WHAT TO WORK ON: From the first line to the last, write out the records exactly, leaving the pictures behind.

Records excerpted from a collection
------------------------------------------------------------
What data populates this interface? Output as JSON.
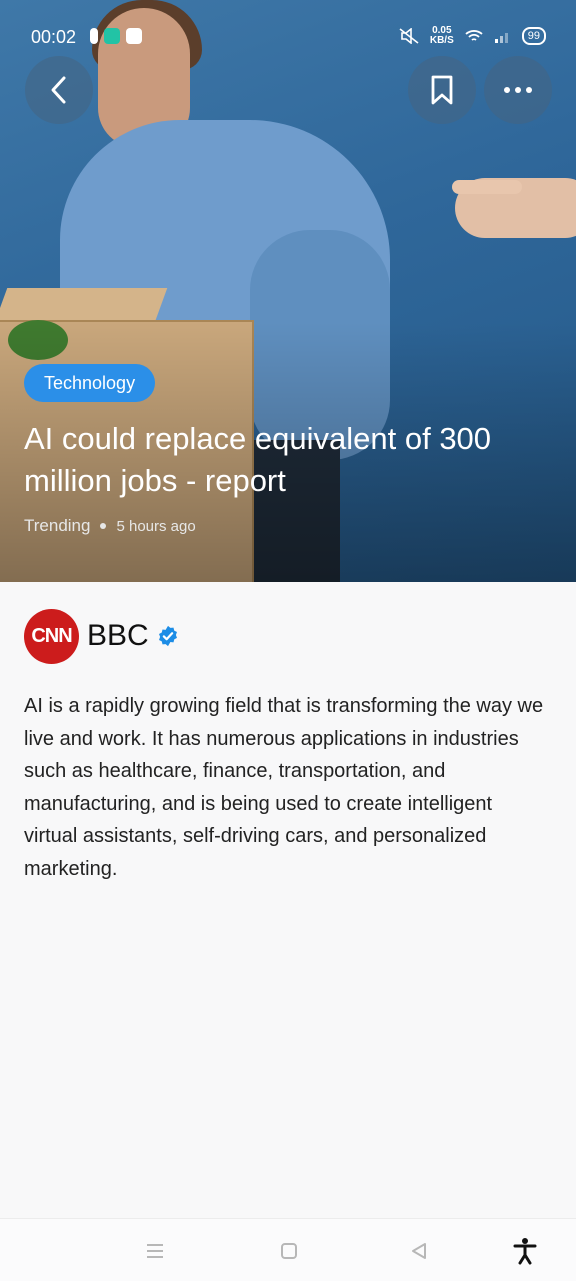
{
  "status": {
    "time": "00:02",
    "speed_value": "0.05",
    "speed_unit": "KB/S",
    "battery": "99"
  },
  "header": {
    "tag": "Technology",
    "headline": "AI could replace equivalent of 300 million jobs - report",
    "meta_label": "Trending",
    "meta_time": "5 hours ago"
  },
  "source": {
    "logo_text": "CNN",
    "name": "BBC"
  },
  "article": {
    "body": "AI is a rapidly growing field that is transforming the way we live and work. It has numerous applications in industries such as healthcare, finance, transportation, and manufacturing, and is being used to create intelligent virtual assistants, self-driving cars, and personalized marketing."
  },
  "colors": {
    "accent": "#2b8fe8",
    "logo_red": "#cc1c1c",
    "verified": "#1d8de6"
  }
}
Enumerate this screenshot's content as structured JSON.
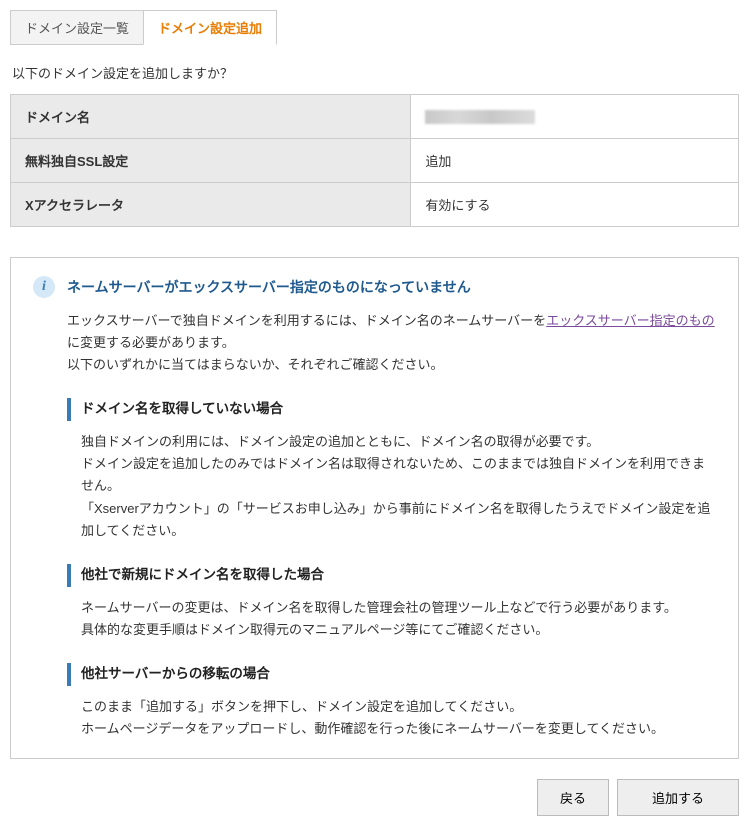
{
  "tabs": {
    "list": "ドメイン設定一覧",
    "add": "ドメイン設定追加"
  },
  "prompt": "以下のドメイン設定を追加しますか？",
  "table": {
    "rows": [
      {
        "label": "ドメイン名",
        "value": ""
      },
      {
        "label": "無料独自SSL設定",
        "value": "追加"
      },
      {
        "label": "Xアクセラレータ",
        "value": "有効にする"
      }
    ]
  },
  "info": {
    "title": "ネームサーバーがエックスサーバー指定のものになっていません",
    "p1a": "エックスサーバーで独自ドメインを利用するには、ドメイン名のネームサーバーを",
    "p1link": "エックスサーバー指定のもの",
    "p1b": "に変更する必要があります。",
    "p2": "以下のいずれかに当てはまらないか、それぞれご確認ください。",
    "sections": [
      {
        "title": "ドメイン名を取得していない場合",
        "lines": [
          "独自ドメインの利用には、ドメイン設定の追加とともに、ドメイン名の取得が必要です。",
          "ドメイン設定を追加したのみではドメイン名は取得されないため、このままでは独自ドメインを利用できません。",
          "「Xserverアカウント」の「サービスお申し込み」から事前にドメイン名を取得したうえでドメイン設定を追加してください。"
        ]
      },
      {
        "title": "他社で新規にドメイン名を取得した場合",
        "lines": [
          "ネームサーバーの変更は、ドメイン名を取得した管理会社の管理ツール上などで行う必要があります。",
          "具体的な変更手順はドメイン取得元のマニュアルページ等にてご確認ください。"
        ]
      },
      {
        "title": "他社サーバーからの移転の場合",
        "lines": [
          "このまま「追加する」ボタンを押下し、ドメイン設定を追加してください。",
          "ホームページデータをアップロードし、動作確認を行った後にネームサーバーを変更してください。"
        ]
      }
    ]
  },
  "buttons": {
    "back": "戻る",
    "submit": "追加する"
  }
}
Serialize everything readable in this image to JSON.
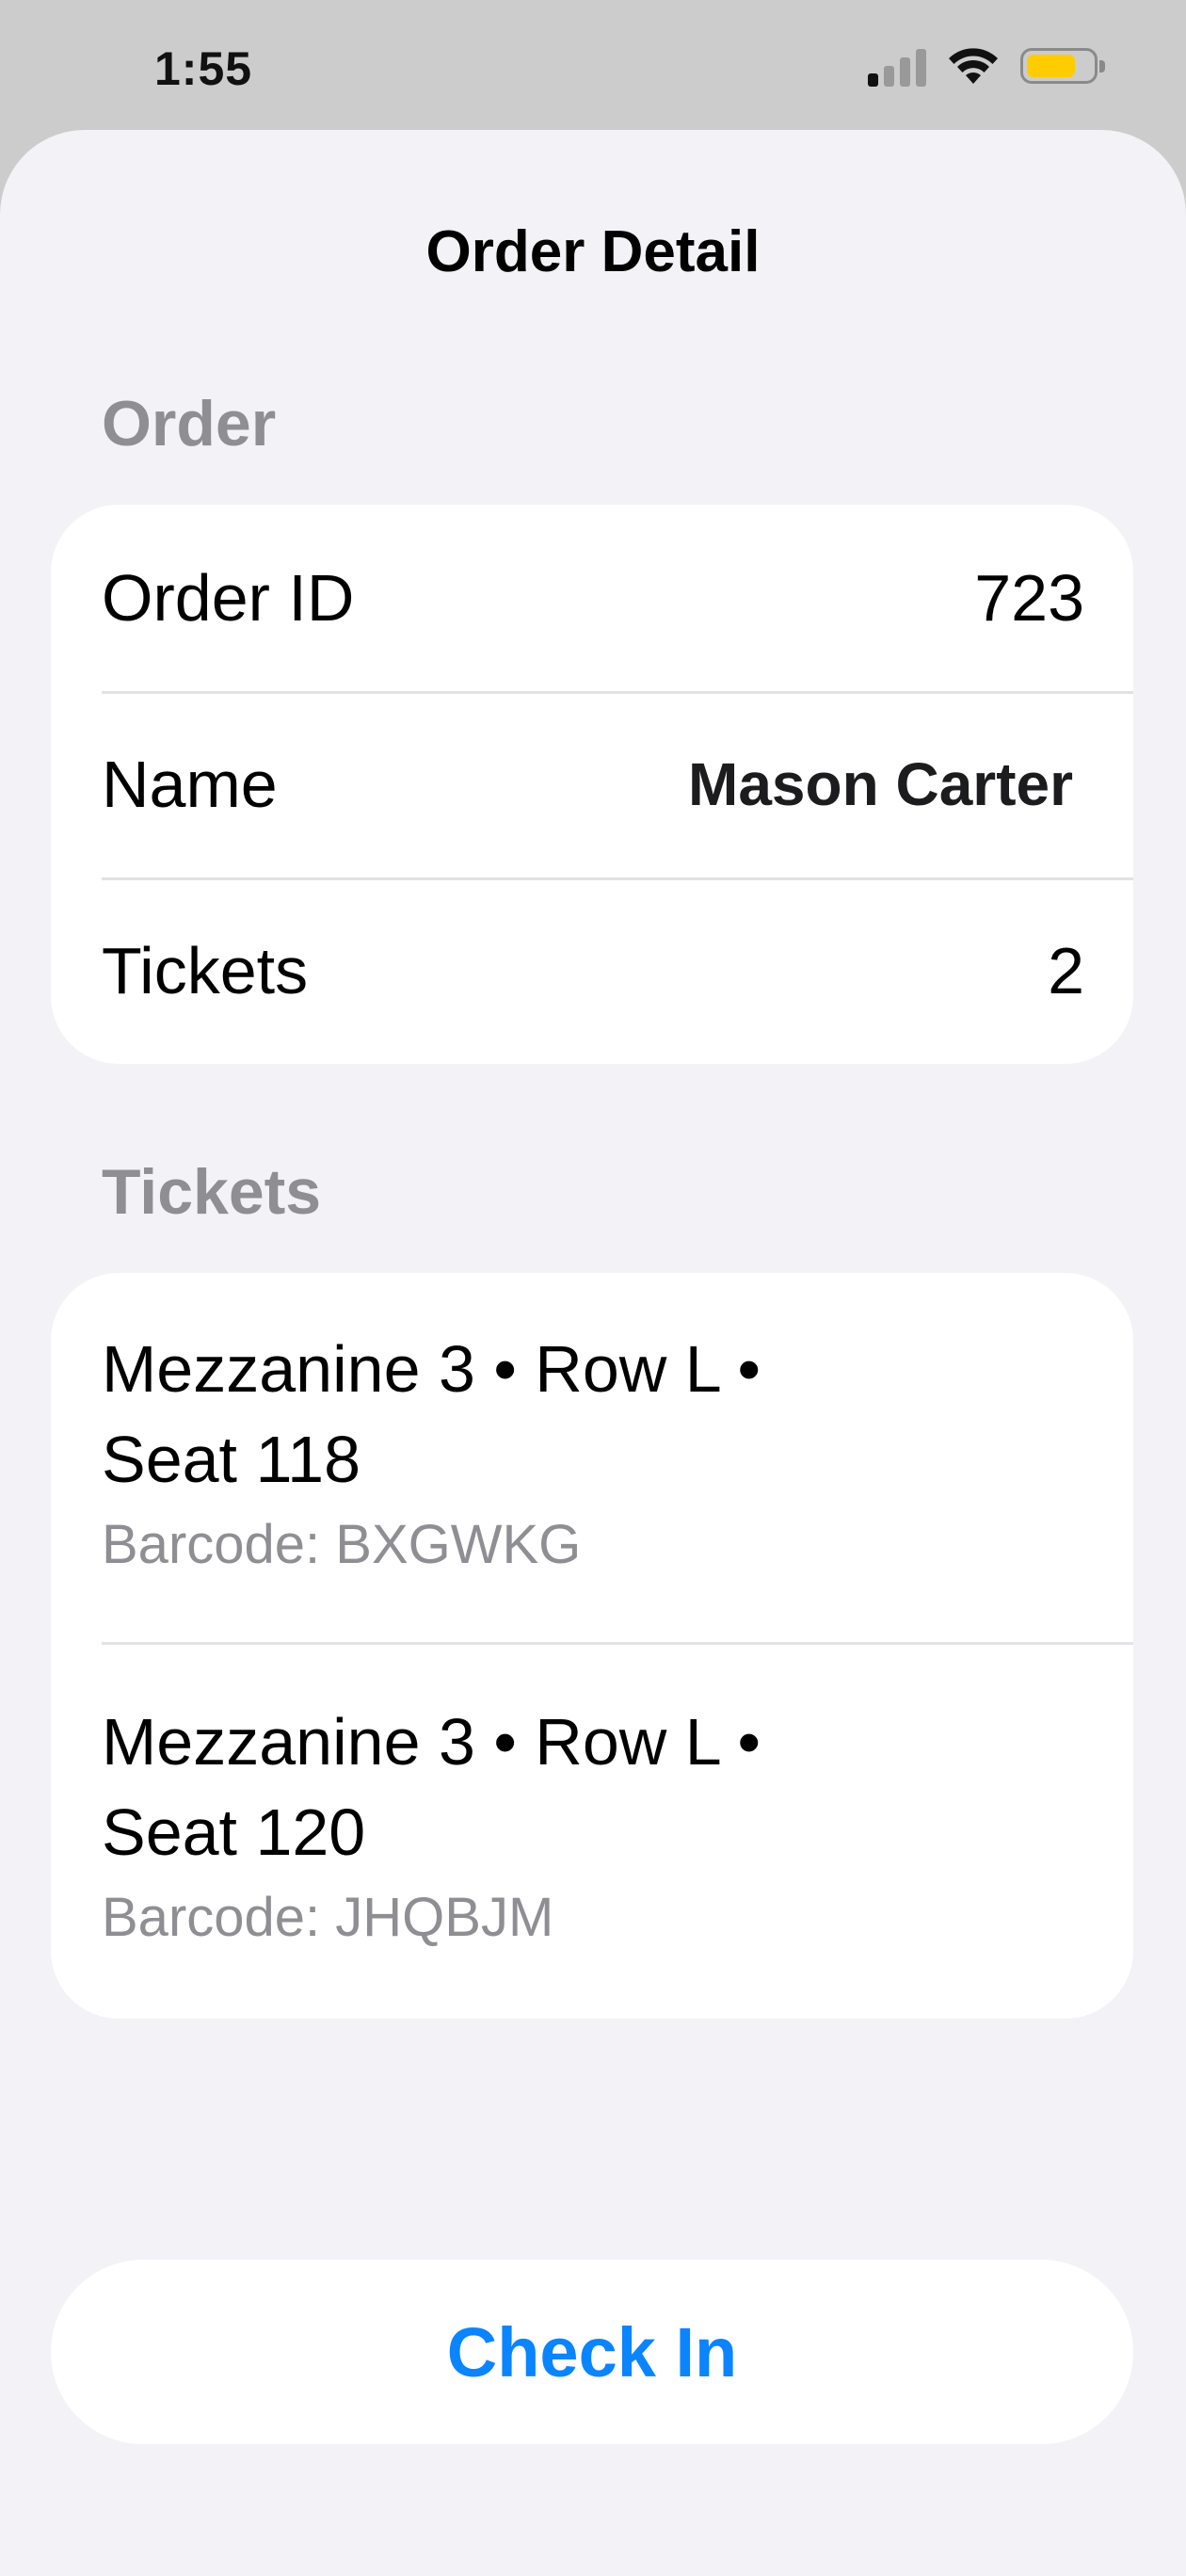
{
  "status_bar": {
    "time": "1:55",
    "signal_icon": "cellular-signal-icon",
    "wifi_icon": "wifi-icon",
    "battery_icon": "battery-icon",
    "battery_level": 0.75,
    "battery_color": "#ffcc00"
  },
  "colors": {
    "sheet_background": "#f2f2f7",
    "card_background": "#ffffff",
    "section_header": "#8e8e93",
    "accent": "#0a84ff"
  },
  "sheet": {
    "title": "Order Detail"
  },
  "order_section": {
    "header": "Order",
    "rows": [
      {
        "label": "Order ID",
        "value": "723"
      },
      {
        "label": "Name",
        "value": "Mason Carter"
      },
      {
        "label": "Tickets",
        "value": "2"
      }
    ]
  },
  "tickets_section": {
    "header": "Tickets",
    "items": [
      {
        "line1": "Mezzanine 3 • Row L •",
        "line2": "Seat 118",
        "barcode": "Barcode: BXGWKG"
      },
      {
        "line1": "Mezzanine 3 • Row L •",
        "line2": "Seat 120",
        "barcode": "Barcode: JHQBJM"
      }
    ]
  },
  "actions": {
    "check_in_label": "Check In"
  }
}
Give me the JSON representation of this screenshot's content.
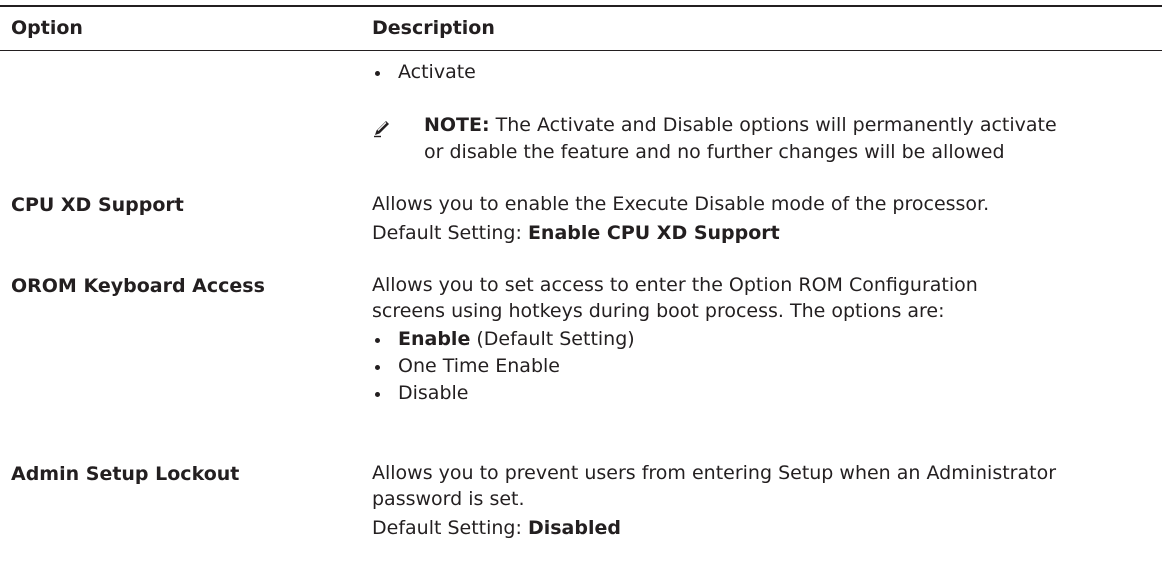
{
  "header": {
    "option_label": "Option",
    "description_label": "Description"
  },
  "rows": {
    "activate_continuation": {
      "bullet": "Activate",
      "note": {
        "icon": "pencil-note-icon",
        "label": "NOTE:",
        "line1": " The Activate and Disable options will permanently activate",
        "line2": "or disable the feature and no further changes will be allowed"
      }
    },
    "cpu_xd": {
      "option": "CPU XD Support",
      "line1": "Allows you to enable the Execute Disable mode of the processor.",
      "default_prefix": "Default Setting: ",
      "default_value": "Enable CPU XD Support"
    },
    "orom": {
      "option": "OROM Keyboard Access",
      "line1": "Allows you to set access to enter the Option ROM Configuration",
      "line2": "screens using hotkeys during boot process. The options are:",
      "bullets": {
        "b0_bold": "Enable",
        "b0_rest": " (Default Setting)",
        "b1": "One Time Enable",
        "b2": "Disable"
      }
    },
    "admin_lockout": {
      "option": "Admin Setup Lockout",
      "line1": "Allows you to prevent users from entering Setup when an Administrator",
      "line2": "password is set.",
      "default_prefix": "Default Setting: ",
      "default_value": "Disabled"
    }
  },
  "colors": {
    "text": "#231f20",
    "background": "#ffffff"
  }
}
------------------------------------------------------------
FINISHED TASK:
What data populates this interface? Output as JSON.
{
  "status": {
    "time": "00:02",
    "speed_value": "0.05",
    "speed_unit": "KB/S",
    "battery": "99"
  },
  "header": {
    "tag": "Technology",
    "headline": "AI could replace equivalent of 300 million jobs - report",
    "meta_label": "Trending",
    "meta_time": "5 hours ago"
  },
  "source": {
    "logo_text": "CNN",
    "name": "BBC"
  },
  "article": {
    "body": "AI is a rapidly growing field that is transforming the way we live and work. It has numerous applications in industries such as healthcare, finance, transportation, and manufacturing, and is being used to create intelligent virtual assistants, self-driving cars, and personalized marketing."
  },
  "colors": {
    "accent": "#2b8fe8",
    "logo_red": "#cc1c1c",
    "verified": "#1d8de6"
  }
}
Enumerate this screenshot's content as structured JSON.
{
  "tabs": {
    "list": "ドメイン設定一覧",
    "add": "ドメイン設定追加"
  },
  "prompt": "以下のドメイン設定を追加しますか？",
  "table": {
    "rows": [
      {
        "label": "ドメイン名",
        "value": ""
      },
      {
        "label": "無料独自SSL設定",
        "value": "追加"
      },
      {
        "label": "Xアクセラレータ",
        "value": "有効にする"
      }
    ]
  },
  "info": {
    "title": "ネームサーバーがエックスサーバー指定のものになっていません",
    "p1a": "エックスサーバーで独自ドメインを利用するには、ドメイン名のネームサーバーを",
    "p1link": "エックスサーバー指定のもの",
    "p1b": "に変更する必要があります。",
    "p2": "以下のいずれかに当てはまらないか、それぞれご確認ください。",
    "sections": [
      {
        "title": "ドメイン名を取得していない場合",
        "lines": [
          "独自ドメインの利用には、ドメイン設定の追加とともに、ドメイン名の取得が必要です。",
          "ドメイン設定を追加したのみではドメイン名は取得されないため、このままでは独自ドメインを利用できません。",
          "「Xserverアカウント」の「サービスお申し込み」から事前にドメイン名を取得したうえでドメイン設定を追加してください。"
        ]
      },
      {
        "title": "他社で新規にドメイン名を取得した場合",
        "lines": [
          "ネームサーバーの変更は、ドメイン名を取得した管理会社の管理ツール上などで行う必要があります。",
          "具体的な変更手順はドメイン取得元のマニュアルページ等にてご確認ください。"
        ]
      },
      {
        "title": "他社サーバーからの移転の場合",
        "lines": [
          "このまま「追加する」ボタンを押下し、ドメイン設定を追加してください。",
          "ホームページデータをアップロードし、動作確認を行った後にネームサーバーを変更してください。"
        ]
      }
    ]
  },
  "buttons": {
    "back": "戻る",
    "submit": "追加する"
  }
}
Serialize everything readable in this image to JSON.
{
  "status_bar": {
    "time": "1:55",
    "signal_icon": "cellular-signal-icon",
    "wifi_icon": "wifi-icon",
    "battery_icon": "battery-icon",
    "battery_level": 0.75,
    "battery_color": "#ffcc00"
  },
  "colors": {
    "sheet_background": "#f2f2f7",
    "card_background": "#ffffff",
    "section_header": "#8e8e93",
    "accent": "#0a84ff"
  },
  "sheet": {
    "title": "Order Detail"
  },
  "order_section": {
    "header": "Order",
    "rows": [
      {
        "label": "Order ID",
        "value": "723"
      },
      {
        "label": "Name",
        "value": "Mason Carter"
      },
      {
        "label": "Tickets",
        "value": "2"
      }
    ]
  },
  "tickets_section": {
    "header": "Tickets",
    "items": [
      {
        "line1": "Mezzanine 3 • Row L •",
        "line2": "Seat 118",
        "barcode": "Barcode: BXGWKG"
      },
      {
        "line1": "Mezzanine 3 • Row L •",
        "line2": "Seat 120",
        "barcode": "Barcode: JHQBJM"
      }
    ]
  },
  "actions": {
    "check_in_label": "Check In"
  }
}
Give me the JSON representation of this screenshot's content.
{
  "header": {
    "option_label": "Option",
    "description_label": "Description"
  },
  "rows": {
    "activate_continuation": {
      "bullet": "Activate",
      "note": {
        "icon": "pencil-note-icon",
        "label": "NOTE:",
        "line1": " The Activate and Disable options will permanently activate",
        "line2": "or disable the feature and no further changes will be allowed"
      }
    },
    "cpu_xd": {
      "option": "CPU XD Support",
      "line1": "Allows you to enable the Execute Disable mode of the processor.",
      "default_prefix": "Default Setting: ",
      "default_value": "Enable CPU XD Support"
    },
    "orom": {
      "option": "OROM Keyboard Access",
      "line1": "Allows you to set access to enter the Option ROM Configuration",
      "line2": "screens using hotkeys during boot process. The options are:",
      "bullets": {
        "b0_bold": "Enable",
        "b0_rest": " (Default Setting)",
        "b1": "One Time Enable",
        "b2": "Disable"
      }
    },
    "admin_lockout": {
      "option": "Admin Setup Lockout",
      "line1": "Allows you to prevent users from entering Setup when an Administrator",
      "line2": "password is set.",
      "default_prefix": "Default Setting: ",
      "default_value": "Disabled"
    }
  },
  "colors": {
    "text": "#231f20",
    "background": "#ffffff"
  }
}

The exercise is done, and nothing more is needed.